Surrounding all or part of a building with periodically spaced massive piers, the buttressing frame defines an edge that simultaneously maintains permeability, creating an intermediary space around the structure. Making extensive use of archival sources, Hutterer argues that the areas between the buttresses distinguished the consecrated, sacred ground of the church interior from its unconsecrated, nonsacred surroundings, a division that was of increasing concern to theologians in the High Middle Ages. She traces how, over the course of the twelfth and thirteenth centuries, artists and patrons increasingly associated buttressing frames with sacred places through the incorporation of sculptural programs related to theology, processions, and protection. In this way, buttressing frames mediated the interaction between visitor and building and participated in the liturgical and ritual purpose of the church's structure.
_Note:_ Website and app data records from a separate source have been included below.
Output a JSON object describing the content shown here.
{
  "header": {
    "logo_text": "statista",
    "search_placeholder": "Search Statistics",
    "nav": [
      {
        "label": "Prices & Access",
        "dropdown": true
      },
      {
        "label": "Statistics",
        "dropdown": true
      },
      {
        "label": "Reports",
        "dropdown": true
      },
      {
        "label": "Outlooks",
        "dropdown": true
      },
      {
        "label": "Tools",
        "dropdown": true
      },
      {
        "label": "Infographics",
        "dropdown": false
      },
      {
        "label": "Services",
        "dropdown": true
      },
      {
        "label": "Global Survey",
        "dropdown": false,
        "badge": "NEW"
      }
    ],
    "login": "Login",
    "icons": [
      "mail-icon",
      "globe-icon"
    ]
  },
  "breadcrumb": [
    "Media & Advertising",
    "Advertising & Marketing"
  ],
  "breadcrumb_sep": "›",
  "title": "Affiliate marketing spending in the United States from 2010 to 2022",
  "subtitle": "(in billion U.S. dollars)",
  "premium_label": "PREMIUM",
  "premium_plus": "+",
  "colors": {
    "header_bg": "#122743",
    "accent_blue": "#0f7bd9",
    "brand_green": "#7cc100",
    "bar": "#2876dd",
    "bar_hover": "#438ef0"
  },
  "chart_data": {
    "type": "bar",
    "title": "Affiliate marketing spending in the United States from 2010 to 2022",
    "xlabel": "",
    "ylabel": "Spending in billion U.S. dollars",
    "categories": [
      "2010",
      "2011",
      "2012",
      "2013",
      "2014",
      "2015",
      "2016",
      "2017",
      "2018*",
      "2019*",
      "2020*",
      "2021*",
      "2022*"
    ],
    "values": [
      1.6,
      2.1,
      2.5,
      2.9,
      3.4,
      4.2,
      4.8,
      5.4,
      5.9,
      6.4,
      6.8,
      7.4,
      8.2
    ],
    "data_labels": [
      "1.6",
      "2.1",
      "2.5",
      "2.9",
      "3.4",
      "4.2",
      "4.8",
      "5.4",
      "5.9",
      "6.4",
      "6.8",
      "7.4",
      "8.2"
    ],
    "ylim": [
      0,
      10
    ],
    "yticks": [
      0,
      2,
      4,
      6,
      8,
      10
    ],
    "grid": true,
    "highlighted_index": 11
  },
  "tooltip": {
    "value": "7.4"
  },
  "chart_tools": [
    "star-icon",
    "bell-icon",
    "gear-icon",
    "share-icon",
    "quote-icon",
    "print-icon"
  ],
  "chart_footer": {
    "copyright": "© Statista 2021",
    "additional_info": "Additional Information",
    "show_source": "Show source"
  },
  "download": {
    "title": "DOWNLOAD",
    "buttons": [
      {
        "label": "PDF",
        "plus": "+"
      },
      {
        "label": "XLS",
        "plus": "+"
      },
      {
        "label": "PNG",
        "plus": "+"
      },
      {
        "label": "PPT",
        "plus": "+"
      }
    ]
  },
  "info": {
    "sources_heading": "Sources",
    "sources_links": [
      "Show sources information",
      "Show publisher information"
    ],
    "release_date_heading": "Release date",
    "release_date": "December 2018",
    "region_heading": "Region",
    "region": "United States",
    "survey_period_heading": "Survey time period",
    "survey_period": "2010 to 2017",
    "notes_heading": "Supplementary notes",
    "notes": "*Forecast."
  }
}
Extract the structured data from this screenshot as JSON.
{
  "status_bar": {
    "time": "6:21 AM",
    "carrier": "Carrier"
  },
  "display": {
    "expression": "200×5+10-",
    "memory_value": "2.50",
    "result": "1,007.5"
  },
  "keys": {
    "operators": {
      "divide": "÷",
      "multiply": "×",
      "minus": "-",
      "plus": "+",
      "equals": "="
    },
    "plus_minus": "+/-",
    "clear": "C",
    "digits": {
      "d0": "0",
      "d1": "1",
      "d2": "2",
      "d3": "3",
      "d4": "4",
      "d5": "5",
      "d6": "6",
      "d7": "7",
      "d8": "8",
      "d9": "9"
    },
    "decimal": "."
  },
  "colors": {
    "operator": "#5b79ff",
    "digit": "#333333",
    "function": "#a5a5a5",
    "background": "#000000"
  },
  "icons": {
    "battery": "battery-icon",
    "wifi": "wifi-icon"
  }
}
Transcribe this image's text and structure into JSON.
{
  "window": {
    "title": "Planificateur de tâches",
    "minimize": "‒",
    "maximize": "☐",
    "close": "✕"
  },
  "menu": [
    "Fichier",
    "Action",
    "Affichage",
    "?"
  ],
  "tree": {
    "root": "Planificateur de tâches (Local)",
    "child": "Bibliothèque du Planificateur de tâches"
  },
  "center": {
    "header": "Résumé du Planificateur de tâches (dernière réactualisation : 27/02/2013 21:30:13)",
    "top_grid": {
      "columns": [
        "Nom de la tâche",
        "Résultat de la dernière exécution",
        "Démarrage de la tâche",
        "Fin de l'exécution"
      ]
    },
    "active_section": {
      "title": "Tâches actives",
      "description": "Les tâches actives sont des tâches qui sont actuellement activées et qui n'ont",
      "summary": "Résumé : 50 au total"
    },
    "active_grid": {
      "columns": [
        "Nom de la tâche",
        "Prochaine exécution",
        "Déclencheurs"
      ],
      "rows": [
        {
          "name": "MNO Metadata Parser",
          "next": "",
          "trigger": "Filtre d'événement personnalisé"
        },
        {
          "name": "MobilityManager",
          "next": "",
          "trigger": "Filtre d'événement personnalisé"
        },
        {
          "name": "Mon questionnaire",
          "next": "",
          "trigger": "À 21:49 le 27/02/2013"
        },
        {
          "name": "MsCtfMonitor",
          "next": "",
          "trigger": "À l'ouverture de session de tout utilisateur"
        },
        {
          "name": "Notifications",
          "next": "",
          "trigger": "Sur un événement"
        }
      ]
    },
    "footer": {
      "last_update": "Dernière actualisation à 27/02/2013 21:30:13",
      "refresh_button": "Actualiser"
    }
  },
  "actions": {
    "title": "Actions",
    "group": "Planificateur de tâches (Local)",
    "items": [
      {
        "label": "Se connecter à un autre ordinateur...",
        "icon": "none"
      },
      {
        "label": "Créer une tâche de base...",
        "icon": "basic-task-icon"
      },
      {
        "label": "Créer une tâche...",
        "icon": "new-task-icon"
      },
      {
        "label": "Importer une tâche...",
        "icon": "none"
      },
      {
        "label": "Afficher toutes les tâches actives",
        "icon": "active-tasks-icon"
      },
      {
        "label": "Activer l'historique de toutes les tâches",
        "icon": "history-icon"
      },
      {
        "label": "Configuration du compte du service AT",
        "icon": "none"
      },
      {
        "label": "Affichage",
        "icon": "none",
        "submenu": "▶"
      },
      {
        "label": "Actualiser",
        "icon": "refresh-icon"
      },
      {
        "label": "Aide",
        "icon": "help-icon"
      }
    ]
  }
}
Original and persuasive, this book illuminates the buttresses' social and religious meaning for medieval viewers by introducing architectural iconography to a form that is primarily understood in terms of its structural utility. It will be welcomed by students and scholars of medieval architecture and medieval French history.